On the other hand, she also made a point of stating that my body has been under particular stress lately. My crash or flare up, my diagnoses, my sleep issues, and now surgery – there is absolutely no “wondering why” I’m physically fatigued. No matter how much I may want to accelerate this process, and just be better already so I get back to things that matter, the fact is that my body is still healing, still recovering, and that this matters, too.

There’s so much I want to do…but if I focus on that, instead of on what I can actually do right now in this given moment, then I just add to my stress unnecessarily. For some, this might seem self-evident and obvious. For me, it’s kind of revolutionary. My idea has generally been: “Get through this as quickly and thoroughly as possible, so I can get on to the next thing.” It’s not that I am in such a hurry that I forsake quality, because that isn’t effective. It’s that I’m so focused on doing as much as possible that I’m actually reducing what I’m capable of because too much of my energy and focus is spent worrying over or planning for things I can’t do yet.

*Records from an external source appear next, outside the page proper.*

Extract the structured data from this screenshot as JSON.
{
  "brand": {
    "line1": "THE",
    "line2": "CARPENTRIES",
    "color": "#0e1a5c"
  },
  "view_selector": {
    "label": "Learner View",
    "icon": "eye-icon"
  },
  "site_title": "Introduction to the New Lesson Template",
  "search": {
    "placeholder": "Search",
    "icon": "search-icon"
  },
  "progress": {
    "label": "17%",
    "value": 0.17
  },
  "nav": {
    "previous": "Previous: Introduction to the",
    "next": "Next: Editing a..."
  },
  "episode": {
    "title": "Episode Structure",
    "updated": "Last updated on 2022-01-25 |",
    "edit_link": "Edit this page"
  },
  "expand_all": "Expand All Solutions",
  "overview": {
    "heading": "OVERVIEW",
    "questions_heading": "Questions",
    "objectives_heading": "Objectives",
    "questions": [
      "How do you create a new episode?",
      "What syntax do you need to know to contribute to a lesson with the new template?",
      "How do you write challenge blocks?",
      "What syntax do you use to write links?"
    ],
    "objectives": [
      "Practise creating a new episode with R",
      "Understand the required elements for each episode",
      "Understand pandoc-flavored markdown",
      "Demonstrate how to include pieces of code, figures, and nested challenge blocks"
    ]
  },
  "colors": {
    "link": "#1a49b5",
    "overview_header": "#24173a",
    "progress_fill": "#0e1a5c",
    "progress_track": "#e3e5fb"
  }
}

Here I am trying to recover, trying to build my capacity, and I’m eroding my good intentions with unnecessary stress. [Grumble, grumble.] I swear I’m going to get this balance thing right one of these days.

The Mystery of Sleep

  • Posted on July 7, 2014 at 10:00 AM

So, it’s very early Monday morning. I have an hour to decide whether or not I’m even going to try to sleep. It’s around 3 am. I have a meeting at 9 and an appointment at 11:30, which means I have to be up at 8 at the latest, which means if it’s going to be worth it at all I have to be in bed shortly after 4 am.

My mind is still buzzing. I feel the pull of work. But I know I’ll be exhausted by 10 am and I can’t miss my appointment. My meeting might give me the buzz I need to keep going. But I’d been hoping to use this as an opportunity to switch over to a day schedule. Day schedule, schmay schedule, you say…but I like being awake for the boys. The quiet of the night has lost its allure.

I don’t get it. I really don’t. After my surgery, I slept as much as I needed to, more than I thought I possibly could. I continued to sleep well for a few days. When I was able to stay up more, I felt better. Better than I had before the pain that made the surgery necessary. I felt good even.

And then, just like that, I was back to my lack-of-sleep schedule.

Within days, I was back to being tired. Not nearly as tired as I’d been before, but more tired than I should be considering I’m getting more sleep than I was…it’s just during the day. It’s still about two weeks before I see the sleep doctor. I really, really hope he’s got a solution in mind, because I’ve got nothing. I have no idea how to fix this.